Stored items
□ □ □ □
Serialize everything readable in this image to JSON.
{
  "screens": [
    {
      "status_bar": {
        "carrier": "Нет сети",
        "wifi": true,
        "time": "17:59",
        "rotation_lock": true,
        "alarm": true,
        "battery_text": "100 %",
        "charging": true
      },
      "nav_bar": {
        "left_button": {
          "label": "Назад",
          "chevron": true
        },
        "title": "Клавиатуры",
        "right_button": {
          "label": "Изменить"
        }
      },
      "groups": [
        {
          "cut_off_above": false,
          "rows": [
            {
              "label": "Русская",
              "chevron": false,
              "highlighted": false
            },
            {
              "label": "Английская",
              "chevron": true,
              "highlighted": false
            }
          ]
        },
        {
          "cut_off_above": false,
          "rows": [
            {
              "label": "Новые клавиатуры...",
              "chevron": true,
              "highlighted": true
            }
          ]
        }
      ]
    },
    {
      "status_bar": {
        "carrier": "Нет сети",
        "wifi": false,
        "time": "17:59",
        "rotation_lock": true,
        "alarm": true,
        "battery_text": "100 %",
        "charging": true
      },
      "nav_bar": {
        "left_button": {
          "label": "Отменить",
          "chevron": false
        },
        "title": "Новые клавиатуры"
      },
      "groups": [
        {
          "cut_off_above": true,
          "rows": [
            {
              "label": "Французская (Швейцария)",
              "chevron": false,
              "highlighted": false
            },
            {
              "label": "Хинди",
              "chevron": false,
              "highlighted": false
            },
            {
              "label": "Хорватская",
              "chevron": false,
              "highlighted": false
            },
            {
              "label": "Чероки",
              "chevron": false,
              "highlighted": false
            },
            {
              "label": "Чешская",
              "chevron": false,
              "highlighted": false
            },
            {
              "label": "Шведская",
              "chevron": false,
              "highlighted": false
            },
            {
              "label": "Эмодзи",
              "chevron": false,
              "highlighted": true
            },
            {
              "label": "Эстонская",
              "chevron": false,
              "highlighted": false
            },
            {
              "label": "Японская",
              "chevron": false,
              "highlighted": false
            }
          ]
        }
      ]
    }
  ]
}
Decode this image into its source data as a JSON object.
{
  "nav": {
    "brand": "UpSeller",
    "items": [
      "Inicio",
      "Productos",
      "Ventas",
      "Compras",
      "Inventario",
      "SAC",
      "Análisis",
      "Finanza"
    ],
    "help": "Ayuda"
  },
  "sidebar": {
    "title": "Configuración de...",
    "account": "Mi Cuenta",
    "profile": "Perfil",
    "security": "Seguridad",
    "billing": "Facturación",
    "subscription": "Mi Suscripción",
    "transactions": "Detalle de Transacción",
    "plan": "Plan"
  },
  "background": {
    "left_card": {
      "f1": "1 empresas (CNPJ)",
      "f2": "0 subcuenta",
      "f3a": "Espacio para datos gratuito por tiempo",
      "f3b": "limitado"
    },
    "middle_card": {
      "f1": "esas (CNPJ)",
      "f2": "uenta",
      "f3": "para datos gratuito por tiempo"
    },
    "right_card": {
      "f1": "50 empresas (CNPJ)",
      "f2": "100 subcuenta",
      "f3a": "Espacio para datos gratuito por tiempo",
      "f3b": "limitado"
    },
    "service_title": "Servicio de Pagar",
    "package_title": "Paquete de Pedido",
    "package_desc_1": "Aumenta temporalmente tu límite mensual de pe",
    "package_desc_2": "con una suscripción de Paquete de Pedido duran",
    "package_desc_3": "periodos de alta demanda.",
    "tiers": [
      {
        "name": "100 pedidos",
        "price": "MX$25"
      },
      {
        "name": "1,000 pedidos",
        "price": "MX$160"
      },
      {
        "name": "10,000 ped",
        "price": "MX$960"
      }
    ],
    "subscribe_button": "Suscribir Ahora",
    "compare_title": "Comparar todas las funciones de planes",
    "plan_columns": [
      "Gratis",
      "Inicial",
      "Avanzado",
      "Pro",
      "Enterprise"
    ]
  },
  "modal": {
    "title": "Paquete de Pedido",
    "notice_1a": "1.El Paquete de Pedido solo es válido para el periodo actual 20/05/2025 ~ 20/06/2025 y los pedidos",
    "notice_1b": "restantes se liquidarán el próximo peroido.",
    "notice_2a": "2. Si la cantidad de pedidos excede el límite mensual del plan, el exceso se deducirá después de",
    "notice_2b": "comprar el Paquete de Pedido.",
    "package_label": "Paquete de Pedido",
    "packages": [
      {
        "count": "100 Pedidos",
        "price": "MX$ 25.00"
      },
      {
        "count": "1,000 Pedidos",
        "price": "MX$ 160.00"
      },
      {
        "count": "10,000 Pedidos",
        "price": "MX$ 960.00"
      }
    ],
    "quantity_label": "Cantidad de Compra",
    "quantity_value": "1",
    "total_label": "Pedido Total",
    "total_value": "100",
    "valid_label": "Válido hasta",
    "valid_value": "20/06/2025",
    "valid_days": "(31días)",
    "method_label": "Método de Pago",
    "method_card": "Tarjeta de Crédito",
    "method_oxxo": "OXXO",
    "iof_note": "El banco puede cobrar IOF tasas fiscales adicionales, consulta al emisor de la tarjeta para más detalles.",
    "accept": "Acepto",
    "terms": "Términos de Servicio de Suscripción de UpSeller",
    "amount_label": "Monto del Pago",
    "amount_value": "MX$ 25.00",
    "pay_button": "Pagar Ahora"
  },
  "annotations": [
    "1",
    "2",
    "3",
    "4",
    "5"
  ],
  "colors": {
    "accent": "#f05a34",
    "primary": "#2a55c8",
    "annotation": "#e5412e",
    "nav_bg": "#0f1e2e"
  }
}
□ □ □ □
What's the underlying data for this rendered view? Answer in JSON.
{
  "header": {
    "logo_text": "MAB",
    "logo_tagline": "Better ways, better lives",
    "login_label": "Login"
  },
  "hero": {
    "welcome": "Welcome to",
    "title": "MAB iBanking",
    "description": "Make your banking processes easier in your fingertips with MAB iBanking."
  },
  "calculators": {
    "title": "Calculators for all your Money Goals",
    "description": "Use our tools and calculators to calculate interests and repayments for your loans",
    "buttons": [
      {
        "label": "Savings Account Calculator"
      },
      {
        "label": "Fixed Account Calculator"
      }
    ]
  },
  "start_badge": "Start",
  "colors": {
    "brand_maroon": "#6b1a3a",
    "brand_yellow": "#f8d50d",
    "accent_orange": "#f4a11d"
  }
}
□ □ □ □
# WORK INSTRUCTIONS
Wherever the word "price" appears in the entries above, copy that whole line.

# EXERCISE SOLUTION
        "price": "MX$25"
        "price": "MX$160"
        "price": "MX$960"
        "price": "MX$ 25.00"
        "price": "MX$ 160.00"
        "price": "MX$ 960.00"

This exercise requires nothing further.